UK Mosques: “More Than A Prayer Space”

LONDON – The Muslim Council of Britain brought together over 400 delegates to hear speakers and engage in workshops to help redefine the Muslim presence in the United Kingdom.

The initiative, based on the mosque being more than just a prayer space, is taking inspiration from the time of Prophet Muhammad (peace be upon him) when the mosque wasn’t just a function of prayer, but a full-blown service providing food, shelter, entertainment, medical advice, and so much more.

Today many of these functions are delivered by our society through different institutions, and this should continue.

However, the mosque, like other religious institutions, should also become a destination for men and women to engage with both the local Muslim, as well as the local non-Muslim communities.

There are many reasons why mosques, not just in the United Kingdom but around the world, have been reduced to simply a place where some people go to pray, but in a continuously connected world, people need places to go where they can reconnect with their friends and their neighbors, whatever their religion.

The mosque, like the church, the synagogue, the Buddhist temple and so on, must always be more than just a place for spiritual contemplation. Our religious institutions must become hubs for engagement, addressing citizens’ concerns, providing community support, and so on.

It is no surprise that predominantly Muslim men and women gathered together at an institution built by Quakers in London. We sat together, we ate together, we laughed and joked together, we held serious conversations together.

Some men had beards, some did not, some women wore hijabs, some did not, dressed in garb from many cultures.
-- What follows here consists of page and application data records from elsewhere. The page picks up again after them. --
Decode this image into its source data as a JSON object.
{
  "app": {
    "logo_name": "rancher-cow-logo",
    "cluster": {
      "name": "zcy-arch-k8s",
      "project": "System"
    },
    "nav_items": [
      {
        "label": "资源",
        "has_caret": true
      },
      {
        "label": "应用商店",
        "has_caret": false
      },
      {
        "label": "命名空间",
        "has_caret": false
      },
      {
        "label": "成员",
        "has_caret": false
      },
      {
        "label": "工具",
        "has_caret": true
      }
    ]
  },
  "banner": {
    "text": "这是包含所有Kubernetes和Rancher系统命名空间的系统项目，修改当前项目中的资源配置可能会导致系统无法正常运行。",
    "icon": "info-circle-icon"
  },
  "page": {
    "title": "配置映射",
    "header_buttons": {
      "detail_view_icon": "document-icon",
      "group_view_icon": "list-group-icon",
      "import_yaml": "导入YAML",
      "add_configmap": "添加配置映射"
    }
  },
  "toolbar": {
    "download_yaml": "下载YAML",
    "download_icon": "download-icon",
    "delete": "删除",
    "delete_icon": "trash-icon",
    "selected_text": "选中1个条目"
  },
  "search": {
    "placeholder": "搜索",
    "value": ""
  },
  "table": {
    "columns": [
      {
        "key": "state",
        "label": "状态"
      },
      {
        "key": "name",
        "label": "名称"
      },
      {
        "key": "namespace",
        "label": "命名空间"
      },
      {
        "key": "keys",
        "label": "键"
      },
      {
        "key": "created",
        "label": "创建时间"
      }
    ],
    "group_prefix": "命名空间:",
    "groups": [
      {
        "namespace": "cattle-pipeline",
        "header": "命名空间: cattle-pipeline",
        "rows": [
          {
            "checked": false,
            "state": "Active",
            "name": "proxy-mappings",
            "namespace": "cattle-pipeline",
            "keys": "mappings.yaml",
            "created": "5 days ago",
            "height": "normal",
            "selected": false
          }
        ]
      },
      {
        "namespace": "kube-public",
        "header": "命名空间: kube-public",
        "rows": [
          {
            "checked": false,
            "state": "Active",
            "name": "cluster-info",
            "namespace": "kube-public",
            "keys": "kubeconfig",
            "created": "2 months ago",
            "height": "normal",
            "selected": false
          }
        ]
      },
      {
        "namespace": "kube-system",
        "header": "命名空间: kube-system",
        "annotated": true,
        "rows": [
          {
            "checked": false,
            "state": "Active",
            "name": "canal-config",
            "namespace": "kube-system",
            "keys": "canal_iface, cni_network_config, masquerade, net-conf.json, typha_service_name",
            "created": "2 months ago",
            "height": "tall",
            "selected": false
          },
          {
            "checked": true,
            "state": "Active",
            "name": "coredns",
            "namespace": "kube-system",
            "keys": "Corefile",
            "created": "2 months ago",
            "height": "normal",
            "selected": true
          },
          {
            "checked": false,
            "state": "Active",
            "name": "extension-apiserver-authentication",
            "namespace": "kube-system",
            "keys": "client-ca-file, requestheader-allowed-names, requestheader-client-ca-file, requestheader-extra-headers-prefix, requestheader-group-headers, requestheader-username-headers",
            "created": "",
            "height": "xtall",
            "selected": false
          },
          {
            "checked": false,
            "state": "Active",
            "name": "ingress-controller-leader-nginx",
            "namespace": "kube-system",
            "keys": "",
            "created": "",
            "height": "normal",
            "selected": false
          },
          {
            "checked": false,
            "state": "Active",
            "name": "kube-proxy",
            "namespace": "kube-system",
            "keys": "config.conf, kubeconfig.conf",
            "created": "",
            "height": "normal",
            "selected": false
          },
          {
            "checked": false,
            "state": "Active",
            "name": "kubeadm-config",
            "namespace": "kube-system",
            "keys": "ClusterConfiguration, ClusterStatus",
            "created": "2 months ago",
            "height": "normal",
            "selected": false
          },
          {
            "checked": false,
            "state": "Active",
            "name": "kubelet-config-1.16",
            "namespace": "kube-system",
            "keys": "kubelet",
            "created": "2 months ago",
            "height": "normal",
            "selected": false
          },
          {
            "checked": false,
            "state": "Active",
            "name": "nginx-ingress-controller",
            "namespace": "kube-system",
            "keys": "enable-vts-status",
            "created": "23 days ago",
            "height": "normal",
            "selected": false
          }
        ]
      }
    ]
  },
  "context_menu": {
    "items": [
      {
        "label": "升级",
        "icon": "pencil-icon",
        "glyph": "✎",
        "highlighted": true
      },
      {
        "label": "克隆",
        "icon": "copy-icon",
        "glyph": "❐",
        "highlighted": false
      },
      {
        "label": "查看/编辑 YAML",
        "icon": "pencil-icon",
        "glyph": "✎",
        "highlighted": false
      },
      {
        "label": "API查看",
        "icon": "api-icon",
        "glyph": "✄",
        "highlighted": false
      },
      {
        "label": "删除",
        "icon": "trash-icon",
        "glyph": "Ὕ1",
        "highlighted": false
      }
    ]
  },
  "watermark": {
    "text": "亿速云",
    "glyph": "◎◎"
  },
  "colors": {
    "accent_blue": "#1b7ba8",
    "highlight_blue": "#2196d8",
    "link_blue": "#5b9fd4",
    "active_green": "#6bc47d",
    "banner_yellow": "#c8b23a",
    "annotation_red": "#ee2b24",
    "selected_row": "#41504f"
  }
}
All of us are different. We take from religion what we feel adds value to our lives. This freedom, this diversity, and this richness are how we define both Islam and humanity. It is this collection of individual human preferences that enables all of us to find success in our lives.

Wherever we are in this world, whatever we believe in, we are all human beings. The better our mosques, our churches, our synagogues, any of our religious institutions are, the better all of our lives will become.

About Farrukh Younus
Farrukh I Younus has a background in mobile phone strategy across Europe and Asia, and has visited China on more than 25 occasions. Dedicated to understanding and delivering solutions based on new technology, Younus has spoken on the subject to the EU in Brussels, and regularly attends industry-leading conferences. He currently runs a video platform, Implausibleblog, delivering lifestyle content via social media; where his focus is on understanding consumer behaviour with regards to digital content and digital advertising. His interests include travel, nouvelle cuisine, and chocolate.